# [Recorded information]
+ + + + + + +
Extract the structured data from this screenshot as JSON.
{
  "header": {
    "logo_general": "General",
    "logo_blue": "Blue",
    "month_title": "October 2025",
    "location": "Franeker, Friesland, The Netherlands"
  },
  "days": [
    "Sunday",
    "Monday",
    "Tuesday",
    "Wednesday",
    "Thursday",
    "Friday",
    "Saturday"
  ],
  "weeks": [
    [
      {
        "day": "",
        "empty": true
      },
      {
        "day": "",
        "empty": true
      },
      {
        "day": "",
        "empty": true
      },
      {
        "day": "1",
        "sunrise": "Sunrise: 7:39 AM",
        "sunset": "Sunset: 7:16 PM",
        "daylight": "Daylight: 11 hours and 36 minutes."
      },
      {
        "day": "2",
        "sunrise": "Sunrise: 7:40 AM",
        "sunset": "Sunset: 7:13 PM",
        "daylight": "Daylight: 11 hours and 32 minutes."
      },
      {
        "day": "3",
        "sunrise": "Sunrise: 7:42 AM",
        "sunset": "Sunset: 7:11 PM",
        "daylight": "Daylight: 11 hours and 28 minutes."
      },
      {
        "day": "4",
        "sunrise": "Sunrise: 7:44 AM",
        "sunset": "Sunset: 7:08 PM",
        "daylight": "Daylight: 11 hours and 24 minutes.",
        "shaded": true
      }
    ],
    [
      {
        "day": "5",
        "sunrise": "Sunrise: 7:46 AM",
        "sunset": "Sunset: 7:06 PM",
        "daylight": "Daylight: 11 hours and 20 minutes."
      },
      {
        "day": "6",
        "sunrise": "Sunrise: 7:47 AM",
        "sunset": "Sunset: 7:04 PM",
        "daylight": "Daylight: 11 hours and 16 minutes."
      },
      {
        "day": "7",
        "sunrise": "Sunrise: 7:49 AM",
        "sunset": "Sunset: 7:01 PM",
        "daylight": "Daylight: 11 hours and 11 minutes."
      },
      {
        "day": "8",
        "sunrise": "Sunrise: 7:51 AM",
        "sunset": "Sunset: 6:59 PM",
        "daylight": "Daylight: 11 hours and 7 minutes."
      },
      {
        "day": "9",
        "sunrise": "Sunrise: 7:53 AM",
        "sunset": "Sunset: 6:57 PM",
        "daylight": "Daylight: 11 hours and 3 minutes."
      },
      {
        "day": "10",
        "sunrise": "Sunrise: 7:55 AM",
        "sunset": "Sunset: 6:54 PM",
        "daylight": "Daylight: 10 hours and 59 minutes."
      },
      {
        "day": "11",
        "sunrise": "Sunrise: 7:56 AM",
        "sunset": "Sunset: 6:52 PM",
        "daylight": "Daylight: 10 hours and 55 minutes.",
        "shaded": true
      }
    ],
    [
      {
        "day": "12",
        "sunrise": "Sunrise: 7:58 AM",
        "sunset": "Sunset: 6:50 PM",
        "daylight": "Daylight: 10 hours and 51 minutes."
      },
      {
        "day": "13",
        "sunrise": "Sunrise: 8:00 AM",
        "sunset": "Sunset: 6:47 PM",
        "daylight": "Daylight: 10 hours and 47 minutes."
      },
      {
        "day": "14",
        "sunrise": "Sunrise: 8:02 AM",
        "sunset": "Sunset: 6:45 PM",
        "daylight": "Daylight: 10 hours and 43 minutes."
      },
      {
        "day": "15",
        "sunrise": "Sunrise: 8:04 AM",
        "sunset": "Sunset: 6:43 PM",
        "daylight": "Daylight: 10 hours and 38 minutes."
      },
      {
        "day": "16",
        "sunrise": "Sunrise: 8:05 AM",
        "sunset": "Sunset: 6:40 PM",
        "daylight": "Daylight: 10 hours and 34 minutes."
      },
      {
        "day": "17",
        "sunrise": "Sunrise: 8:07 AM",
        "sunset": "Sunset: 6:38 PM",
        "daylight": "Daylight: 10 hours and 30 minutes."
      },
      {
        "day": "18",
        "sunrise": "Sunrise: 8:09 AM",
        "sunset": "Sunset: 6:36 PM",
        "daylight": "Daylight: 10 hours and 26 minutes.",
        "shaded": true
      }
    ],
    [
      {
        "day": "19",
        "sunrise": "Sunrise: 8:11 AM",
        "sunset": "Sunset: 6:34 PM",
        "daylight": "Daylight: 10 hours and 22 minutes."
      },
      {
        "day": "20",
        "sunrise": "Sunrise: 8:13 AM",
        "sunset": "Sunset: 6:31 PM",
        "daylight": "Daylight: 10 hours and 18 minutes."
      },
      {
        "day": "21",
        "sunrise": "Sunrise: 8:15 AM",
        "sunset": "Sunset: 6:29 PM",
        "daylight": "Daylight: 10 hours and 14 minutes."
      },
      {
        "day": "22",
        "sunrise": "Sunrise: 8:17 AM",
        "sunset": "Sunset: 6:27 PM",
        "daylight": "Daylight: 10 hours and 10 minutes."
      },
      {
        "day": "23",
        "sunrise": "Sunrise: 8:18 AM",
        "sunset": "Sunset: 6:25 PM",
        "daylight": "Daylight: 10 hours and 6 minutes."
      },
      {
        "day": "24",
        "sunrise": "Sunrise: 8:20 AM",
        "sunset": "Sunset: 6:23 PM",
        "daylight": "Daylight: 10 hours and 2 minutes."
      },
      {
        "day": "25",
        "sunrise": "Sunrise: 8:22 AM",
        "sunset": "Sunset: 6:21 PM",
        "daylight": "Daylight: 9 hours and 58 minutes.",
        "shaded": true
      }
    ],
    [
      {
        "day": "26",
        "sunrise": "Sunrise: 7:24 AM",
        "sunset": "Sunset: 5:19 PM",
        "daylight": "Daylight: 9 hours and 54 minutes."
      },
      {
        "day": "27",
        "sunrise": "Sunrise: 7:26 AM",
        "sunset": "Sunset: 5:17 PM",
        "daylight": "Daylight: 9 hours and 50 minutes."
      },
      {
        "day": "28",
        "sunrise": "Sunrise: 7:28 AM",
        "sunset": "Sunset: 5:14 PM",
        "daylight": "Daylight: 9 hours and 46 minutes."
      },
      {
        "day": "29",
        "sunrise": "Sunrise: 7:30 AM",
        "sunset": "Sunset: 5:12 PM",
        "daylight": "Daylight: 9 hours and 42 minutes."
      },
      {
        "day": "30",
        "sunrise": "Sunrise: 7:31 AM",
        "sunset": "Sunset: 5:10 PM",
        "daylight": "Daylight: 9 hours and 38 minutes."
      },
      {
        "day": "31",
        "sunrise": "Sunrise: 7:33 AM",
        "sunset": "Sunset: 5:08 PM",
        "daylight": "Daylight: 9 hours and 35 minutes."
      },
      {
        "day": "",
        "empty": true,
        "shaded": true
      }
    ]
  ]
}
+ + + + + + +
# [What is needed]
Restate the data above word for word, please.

# [Answer area]
Extract the structured data from this screenshot as JSON.
{
  "header": {
    "logo_general": "General",
    "logo_blue": "Blue",
    "month_title": "October 2025",
    "location": "Franeker, Friesland, The Netherlands"
  },
  "days": [
    "Sunday",
    "Monday",
    "Tuesday",
    "Wednesday",
    "Thursday",
    "Friday",
    "Saturday"
  ],
  "weeks": [
    [
      {
        "day": "",
        "empty": true
      },
      {
        "day": "",
        "empty": true
      },
      {
        "day": "",
        "empty": true
      },
      {
        "day": "1",
        "sunrise": "Sunrise: 7:39 AM",
        "sunset": "Sunset: 7:16 PM",
        "daylight": "Daylight: 11 hours and 36 minutes."
      },
      {
        "day": "2",
        "sunrise": "Sunrise: 7:40 AM",
        "sunset": "Sunset: 7:13 PM",
        "daylight": "Daylight: 11 hours and 32 minutes."
      },
      {
        "day": "3",
        "sunrise": "Sunrise: 7:42 AM",
        "sunset": "Sunset: 7:11 PM",
        "daylight": "Daylight: 11 hours and 28 minutes."
      },
      {
        "day": "4",
        "sunrise": "Sunrise: 7:44 AM",
        "sunset": "Sunset: 7:08 PM",
        "daylight": "Daylight: 11 hours and 24 minutes.",
        "shaded": true
      }
    ],
    [
      {
        "day": "5",
        "sunrise": "Sunrise: 7:46 AM",
        "sunset": "Sunset: 7:06 PM",
        "daylight": "Daylight: 11 hours and 20 minutes."
      },
      {
        "day": "6",
        "sunrise": "Sunrise: 7:47 AM",
        "sunset": "Sunset: 7:04 PM",
        "daylight": "Daylight: 11 hours and 16 minutes."
      },
      {
        "day": "7",
        "sunrise": "Sunrise: 7:49 AM",
        "sunset": "Sunset: 7:01 PM",
        "daylight": "Daylight: 11 hours and 11 minutes."
      },
      {
        "day": "8",
        "sunrise": "Sunrise: 7:51 AM",
        "sunset": "Sunset: 6:59 PM",
        "daylight": "Daylight: 11 hours and 7 minutes."
      },
      {
        "day": "9",
        "sunrise": "Sunrise: 7:53 AM",
        "sunset": "Sunset: 6:57 PM",
        "daylight": "Daylight: 11 hours and 3 minutes."
      },
      {
        "day": "10",
        "sunrise": "Sunrise: 7:55 AM",
        "sunset": "Sunset: 6:54 PM",
        "daylight": "Daylight: 10 hours and 59 minutes."
      },
      {
        "day": "11",
        "sunrise": "Sunrise: 7:56 AM",
        "sunset": "Sunset: 6:52 PM",
        "daylight": "Daylight: 10 hours and 55 minutes.",
        "shaded": true
      }
    ],
    [
      {
        "day": "12",
        "sunrise": "Sunrise: 7:58 AM",
        "sunset": "Sunset: 6:50 PM",
        "daylight": "Daylight: 10 hours and 51 minutes."
      },
      {
        "day": "13",
        "sunrise": "Sunrise: 8:00 AM",
        "sunset": "Sunset: 6:47 PM",
        "daylight": "Daylight: 10 hours and 47 minutes."
      },
      {
        "day": "14",
        "sunrise": "Sunrise: 8:02 AM",
        "sunset": "Sunset: 6:45 PM",
        "daylight": "Daylight: 10 hours and 43 minutes."
      },
      {
        "day": "15",
        "sunrise": "Sunrise: 8:04 AM",
        "sunset": "Sunset: 6:43 PM",
        "daylight": "Daylight: 10 hours and 38 minutes."
      },
      {
        "day": "16",
        "sunrise": "Sunrise: 8:05 AM",
        "sunset": "Sunset: 6:40 PM",
        "daylight": "Daylight: 10 hours and 34 minutes."
      },
      {
        "day": "17",
        "sunrise": "Sunrise: 8:07 AM",
        "sunset": "Sunset: 6:38 PM",
        "daylight": "Daylight: 10 hours and 30 minutes."
      },
      {
        "day": "18",
        "sunrise": "Sunrise: 8:09 AM",
        "sunset": "Sunset: 6:36 PM",
        "daylight": "Daylight: 10 hours and 26 minutes.",
        "shaded": true
      }
    ],
    [
      {
        "day": "19",
        "sunrise": "Sunrise: 8:11 AM",
        "sunset": "Sunset: 6:34 PM",
        "daylight": "Daylight: 10 hours and 22 minutes."
      },
      {
        "day": "20",
        "sunrise": "Sunrise: 8:13 AM",
        "sunset": "Sunset: 6:31 PM",
        "daylight": "Daylight: 10 hours and 18 minutes."
      },
      {
        "day": "21",
        "sunrise": "Sunrise: 8:15 AM",
        "sunset": "Sunset: 6:29 PM",
        "daylight": "Daylight: 10 hours and 14 minutes."
      },
      {
        "day": "22",
        "sunrise": "Sunrise: 8:17 AM",
        "sunset": "Sunset: 6:27 PM",
        "daylight": "Daylight: 10 hours and 10 minutes."
      },
      {
        "day": "23",
        "sunrise": "Sunrise: 8:18 AM",
        "sunset": "Sunset: 6:25 PM",
        "daylight": "Daylight: 10 hours and 6 minutes."
      },
      {
        "day": "24",
        "sunrise": "Sunrise: 8:20 AM",
        "sunset": "Sunset: 6:23 PM",
        "daylight": "Daylight: 10 hours and 2 minutes."
      },
      {
        "day": "25",
        "sunrise": "Sunrise: 8:22 AM",
        "sunset": "Sunset: 6:21 PM",
        "daylight": "Daylight: 9 hours and 58 minutes.",
        "shaded": true
      }
    ],
    [
      {
        "day": "26",
        "sunrise": "Sunrise: 7:24 AM",
        "sunset": "Sunset: 5:19 PM",
        "daylight": "Daylight: 9 hours and 54 minutes."
      },
      {
        "day": "27",
        "sunrise": "Sunrise: 7:26 AM",
        "sunset": "Sunset: 5:17 PM",
        "daylight": "Daylight: 9 hours and 50 minutes."
      },
      {
        "day": "28",
        "sunrise": "Sunrise: 7:28 AM",
        "sunset": "Sunset: 5:14 PM",
        "daylight": "Daylight: 9 hours and 46 minutes."
      },
      {
        "day": "29",
        "sunrise": "Sunrise: 7:30 AM",
        "sunset": "Sunset: 5:12 PM",
        "daylight": "Daylight: 9 hours and 42 minutes."
      },
      {
        "day": "30",
        "sunrise": "Sunrise: 7:31 AM",
        "sunset": "Sunset: 5:10 PM",
        "daylight": "Daylight: 9 hours and 38 minutes."
      },
      {
        "day": "31",
        "sunrise": "Sunrise: 7:33 AM",
        "sunset": "Sunset: 5:08 PM",
        "daylight": "Daylight: 9 hours and 35 minutes."
      },
      {
        "day": "",
        "empty": true,
        "shaded": true
      }
    ]
  ]
}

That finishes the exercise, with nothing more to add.